"I see you're still producing a few scribbles for local newspapers," a dinner guest commented.
"You mean cartoons?" I replied, guardedly.
"No ... no, those weekly bits and pieces," he murmured, waving a hand vaguely in the air.
"You mean, my column in The Business?" I replied stiffly.
"Yes, that's it. My wife likes your jottings," he continued, reaching to refill his glass with my best Margaux.
"She reckons it's the first thing she reads in the newspaper."
"Thank you," I replied graciously, trying to overcome my feelings about my literary efforts being perceived only as scribbles or jottings.
"That's the column at the back of the paper, buried right at the bottom of the last page, isn't it?" said another guest, waspishly.
"Someone's got to be arse-end Charlie," I replied bravely.
"Hanging in by your fingernails, you mean, before the next round of redundancies," she said, reflecting the mindset of a cynical ex-TV producer.
"So, how come you don't write anything serious in this business section supplement?" asked a third guest, a beady-eyed corporate director, not noted for his well-developed sense of humour.
"Finance and bank profits, that sort of thing. There's plenty going on in the banking world that needs intelligent analysis," he suggested.
"I don't really know very much about money matters," I replied, modestly, settling for a glass of supermarket pinot gris because my expensive claret had all disappeared down the throats of my inquisitors.
"I hardly visit banks any more, because the caregiver looks after all that sort of thing."
Sensing a mystified silence creeping over my guests, I decided I should make a supreme effort to justify my vocation as a knowledgeable business journalist.
"Err ..." I announced, raising my glass, "may I propose a toast to the late Lord Irskine of Rerrick."
"Lord Irskine?" my guests chorused.
"Yes ..." I continued. "He left his testicles to the Bank of Scotland, an institute noted for its cheeseparing ways and vast profits at the time of his demise.

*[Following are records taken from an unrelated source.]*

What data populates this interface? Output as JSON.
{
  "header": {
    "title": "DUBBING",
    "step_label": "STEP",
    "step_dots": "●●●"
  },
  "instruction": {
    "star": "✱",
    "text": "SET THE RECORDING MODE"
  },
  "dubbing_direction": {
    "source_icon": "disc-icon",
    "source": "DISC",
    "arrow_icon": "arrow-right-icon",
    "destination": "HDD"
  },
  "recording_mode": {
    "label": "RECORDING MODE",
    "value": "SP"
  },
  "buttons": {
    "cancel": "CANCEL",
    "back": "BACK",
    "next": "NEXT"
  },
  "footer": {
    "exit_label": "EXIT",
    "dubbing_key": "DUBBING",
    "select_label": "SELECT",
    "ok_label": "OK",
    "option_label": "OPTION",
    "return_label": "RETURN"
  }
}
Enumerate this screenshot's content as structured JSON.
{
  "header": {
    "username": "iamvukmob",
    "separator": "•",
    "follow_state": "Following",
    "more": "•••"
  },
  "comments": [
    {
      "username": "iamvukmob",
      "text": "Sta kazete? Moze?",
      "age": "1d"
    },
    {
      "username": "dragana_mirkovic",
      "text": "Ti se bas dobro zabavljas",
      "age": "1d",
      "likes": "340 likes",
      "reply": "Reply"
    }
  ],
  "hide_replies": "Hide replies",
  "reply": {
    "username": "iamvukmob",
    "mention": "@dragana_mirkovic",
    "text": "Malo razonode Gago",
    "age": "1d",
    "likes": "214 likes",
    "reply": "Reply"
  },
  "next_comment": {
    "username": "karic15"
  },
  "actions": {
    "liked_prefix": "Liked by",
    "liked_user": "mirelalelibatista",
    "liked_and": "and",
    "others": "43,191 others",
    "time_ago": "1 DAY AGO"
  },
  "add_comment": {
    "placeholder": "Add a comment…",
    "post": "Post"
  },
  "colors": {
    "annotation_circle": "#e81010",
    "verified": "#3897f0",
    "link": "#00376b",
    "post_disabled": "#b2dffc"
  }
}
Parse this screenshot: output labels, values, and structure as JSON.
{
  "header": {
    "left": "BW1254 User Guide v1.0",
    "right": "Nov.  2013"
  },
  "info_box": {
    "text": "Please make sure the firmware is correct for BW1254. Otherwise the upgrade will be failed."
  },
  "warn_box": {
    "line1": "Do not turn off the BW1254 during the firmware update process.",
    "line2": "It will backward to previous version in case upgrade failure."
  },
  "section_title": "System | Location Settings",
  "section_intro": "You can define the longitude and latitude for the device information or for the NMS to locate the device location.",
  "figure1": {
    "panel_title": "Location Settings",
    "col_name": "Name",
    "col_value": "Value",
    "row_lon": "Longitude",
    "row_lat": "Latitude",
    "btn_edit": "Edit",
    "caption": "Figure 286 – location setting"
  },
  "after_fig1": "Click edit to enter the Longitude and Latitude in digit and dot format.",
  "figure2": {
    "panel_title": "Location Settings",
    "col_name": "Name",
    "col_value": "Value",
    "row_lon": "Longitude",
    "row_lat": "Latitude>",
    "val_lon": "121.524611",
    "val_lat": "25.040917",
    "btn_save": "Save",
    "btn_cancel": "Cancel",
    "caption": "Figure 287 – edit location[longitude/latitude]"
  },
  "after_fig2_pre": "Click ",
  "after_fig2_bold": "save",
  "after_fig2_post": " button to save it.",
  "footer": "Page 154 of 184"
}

"As the bank had declared the lord bankrupt, he wrote in his will that, like most financial institutions, it appeared to have no balls and therefore might find his pair extremely useful."
"I don't think a sober business supplement will stoop to publishing that sort of tasteless trivia," my corporate friend retorted, with a disapproving shake of his head.
"Well ..," I replied, "we'll just have to wait until Friday to find out."